§ What this task involves: Every line holding the word "true" should be copied from the material.

=== Records supplied ===

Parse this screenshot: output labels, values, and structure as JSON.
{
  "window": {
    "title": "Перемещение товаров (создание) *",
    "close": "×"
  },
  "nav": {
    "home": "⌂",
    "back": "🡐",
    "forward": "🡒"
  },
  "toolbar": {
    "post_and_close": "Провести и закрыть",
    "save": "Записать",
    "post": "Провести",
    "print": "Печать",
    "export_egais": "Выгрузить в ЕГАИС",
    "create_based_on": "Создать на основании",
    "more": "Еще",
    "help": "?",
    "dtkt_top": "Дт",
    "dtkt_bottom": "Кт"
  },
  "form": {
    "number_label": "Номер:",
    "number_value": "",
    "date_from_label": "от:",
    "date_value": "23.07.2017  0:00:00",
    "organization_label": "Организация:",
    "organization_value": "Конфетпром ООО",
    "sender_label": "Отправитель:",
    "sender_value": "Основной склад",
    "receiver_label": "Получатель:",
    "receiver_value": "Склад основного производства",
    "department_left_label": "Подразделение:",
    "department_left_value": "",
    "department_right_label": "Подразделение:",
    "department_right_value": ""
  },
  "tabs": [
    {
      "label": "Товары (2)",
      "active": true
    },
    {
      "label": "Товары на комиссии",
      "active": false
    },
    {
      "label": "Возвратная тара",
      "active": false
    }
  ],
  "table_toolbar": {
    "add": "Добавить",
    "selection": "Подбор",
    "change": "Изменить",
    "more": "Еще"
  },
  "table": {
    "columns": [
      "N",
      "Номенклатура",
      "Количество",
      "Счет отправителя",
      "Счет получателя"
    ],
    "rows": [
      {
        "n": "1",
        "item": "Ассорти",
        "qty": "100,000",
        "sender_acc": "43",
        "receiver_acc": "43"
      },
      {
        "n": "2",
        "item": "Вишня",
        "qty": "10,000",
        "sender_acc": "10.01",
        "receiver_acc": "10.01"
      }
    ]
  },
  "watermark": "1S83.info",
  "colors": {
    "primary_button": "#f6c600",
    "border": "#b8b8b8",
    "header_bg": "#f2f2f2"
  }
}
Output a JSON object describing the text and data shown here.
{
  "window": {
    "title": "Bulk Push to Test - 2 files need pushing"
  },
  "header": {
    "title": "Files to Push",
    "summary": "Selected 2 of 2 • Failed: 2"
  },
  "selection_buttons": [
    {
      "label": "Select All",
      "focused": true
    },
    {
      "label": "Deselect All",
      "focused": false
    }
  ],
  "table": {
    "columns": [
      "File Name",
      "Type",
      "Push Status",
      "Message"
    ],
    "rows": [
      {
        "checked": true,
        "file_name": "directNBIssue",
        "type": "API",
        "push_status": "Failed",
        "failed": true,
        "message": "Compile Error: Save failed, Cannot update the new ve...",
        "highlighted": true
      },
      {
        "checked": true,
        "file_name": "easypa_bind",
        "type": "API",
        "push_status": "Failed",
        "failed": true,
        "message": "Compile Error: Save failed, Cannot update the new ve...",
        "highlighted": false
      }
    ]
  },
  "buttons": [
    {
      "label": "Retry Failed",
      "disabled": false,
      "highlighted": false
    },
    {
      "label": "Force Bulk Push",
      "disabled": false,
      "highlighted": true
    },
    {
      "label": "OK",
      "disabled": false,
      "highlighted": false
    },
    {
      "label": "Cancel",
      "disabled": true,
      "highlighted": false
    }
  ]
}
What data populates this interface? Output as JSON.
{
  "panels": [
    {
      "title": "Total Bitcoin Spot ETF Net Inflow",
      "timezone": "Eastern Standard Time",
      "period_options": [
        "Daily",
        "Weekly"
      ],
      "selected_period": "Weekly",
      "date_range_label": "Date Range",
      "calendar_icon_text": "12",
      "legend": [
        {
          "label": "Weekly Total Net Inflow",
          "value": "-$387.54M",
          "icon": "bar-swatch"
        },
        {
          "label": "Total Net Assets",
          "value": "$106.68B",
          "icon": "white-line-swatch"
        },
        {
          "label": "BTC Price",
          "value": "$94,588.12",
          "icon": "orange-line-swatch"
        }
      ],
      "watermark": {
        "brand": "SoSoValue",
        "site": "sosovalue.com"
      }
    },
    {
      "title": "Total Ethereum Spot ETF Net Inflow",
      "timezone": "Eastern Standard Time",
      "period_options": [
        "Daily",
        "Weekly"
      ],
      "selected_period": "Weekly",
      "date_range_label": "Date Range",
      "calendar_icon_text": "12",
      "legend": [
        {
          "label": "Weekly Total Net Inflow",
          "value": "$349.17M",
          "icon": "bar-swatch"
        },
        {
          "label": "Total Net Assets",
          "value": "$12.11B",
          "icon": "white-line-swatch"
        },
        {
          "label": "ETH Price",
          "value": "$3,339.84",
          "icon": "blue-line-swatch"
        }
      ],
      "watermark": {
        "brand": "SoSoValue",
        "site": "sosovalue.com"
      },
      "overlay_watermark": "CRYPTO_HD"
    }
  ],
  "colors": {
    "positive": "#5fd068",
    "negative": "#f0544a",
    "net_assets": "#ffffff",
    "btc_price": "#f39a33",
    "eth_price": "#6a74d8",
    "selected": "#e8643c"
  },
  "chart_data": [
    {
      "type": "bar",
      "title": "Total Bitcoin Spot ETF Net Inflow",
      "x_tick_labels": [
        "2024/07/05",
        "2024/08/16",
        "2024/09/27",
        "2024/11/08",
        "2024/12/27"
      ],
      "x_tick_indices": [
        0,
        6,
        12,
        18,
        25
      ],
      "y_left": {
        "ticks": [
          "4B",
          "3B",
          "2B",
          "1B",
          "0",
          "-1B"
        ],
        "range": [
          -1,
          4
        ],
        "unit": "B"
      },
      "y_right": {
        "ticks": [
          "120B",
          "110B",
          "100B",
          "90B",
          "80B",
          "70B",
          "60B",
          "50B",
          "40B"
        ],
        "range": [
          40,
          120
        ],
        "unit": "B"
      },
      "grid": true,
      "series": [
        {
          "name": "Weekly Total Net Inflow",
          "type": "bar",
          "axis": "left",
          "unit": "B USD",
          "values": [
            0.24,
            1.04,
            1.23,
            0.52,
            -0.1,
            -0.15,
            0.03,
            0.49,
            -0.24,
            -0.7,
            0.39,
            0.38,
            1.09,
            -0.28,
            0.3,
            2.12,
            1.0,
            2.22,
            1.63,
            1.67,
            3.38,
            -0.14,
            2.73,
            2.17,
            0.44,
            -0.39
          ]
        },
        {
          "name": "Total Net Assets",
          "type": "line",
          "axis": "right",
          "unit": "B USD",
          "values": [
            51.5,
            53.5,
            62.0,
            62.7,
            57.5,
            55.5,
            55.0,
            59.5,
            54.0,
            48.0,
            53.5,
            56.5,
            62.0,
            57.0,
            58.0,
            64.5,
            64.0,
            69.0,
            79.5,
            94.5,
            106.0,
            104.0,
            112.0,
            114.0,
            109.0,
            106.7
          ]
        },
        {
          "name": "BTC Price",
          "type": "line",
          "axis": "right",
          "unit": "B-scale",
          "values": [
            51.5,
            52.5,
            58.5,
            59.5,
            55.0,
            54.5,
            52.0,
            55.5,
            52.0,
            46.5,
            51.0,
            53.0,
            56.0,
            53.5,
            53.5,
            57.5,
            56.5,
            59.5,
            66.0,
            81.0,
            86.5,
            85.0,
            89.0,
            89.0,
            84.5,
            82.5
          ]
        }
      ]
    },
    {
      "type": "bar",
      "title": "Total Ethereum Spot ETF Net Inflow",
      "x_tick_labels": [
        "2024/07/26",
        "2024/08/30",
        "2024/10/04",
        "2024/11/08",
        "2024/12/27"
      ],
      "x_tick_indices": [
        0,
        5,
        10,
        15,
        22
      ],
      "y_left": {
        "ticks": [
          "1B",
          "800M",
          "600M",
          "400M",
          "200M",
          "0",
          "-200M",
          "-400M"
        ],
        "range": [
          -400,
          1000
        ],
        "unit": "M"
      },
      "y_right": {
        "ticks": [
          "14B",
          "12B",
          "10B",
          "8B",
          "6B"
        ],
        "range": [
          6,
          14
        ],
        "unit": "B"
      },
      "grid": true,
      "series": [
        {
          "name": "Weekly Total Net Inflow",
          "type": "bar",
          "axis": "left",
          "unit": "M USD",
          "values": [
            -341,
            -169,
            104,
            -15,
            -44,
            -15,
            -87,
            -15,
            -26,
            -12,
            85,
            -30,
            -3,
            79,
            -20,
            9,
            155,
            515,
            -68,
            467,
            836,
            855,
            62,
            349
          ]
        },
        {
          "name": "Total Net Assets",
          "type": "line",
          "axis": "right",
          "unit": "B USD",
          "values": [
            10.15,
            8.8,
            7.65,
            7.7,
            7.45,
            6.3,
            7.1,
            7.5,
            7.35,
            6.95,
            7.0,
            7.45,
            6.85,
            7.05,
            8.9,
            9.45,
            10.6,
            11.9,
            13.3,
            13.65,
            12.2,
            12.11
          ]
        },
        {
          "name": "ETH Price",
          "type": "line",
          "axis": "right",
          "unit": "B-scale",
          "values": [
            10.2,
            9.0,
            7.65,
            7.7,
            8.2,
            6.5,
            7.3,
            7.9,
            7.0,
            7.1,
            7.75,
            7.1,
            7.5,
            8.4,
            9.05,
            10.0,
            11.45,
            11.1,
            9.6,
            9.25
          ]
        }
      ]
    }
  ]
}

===

§ Final answer:
      "active": true
      "focused": true
        "checked": true,
        "failed": true,
        "highlighted": true
        "checked": true,
        "failed": true,
      "highlighted": true
      "disabled": true,
      "grid": true,
      "grid": true,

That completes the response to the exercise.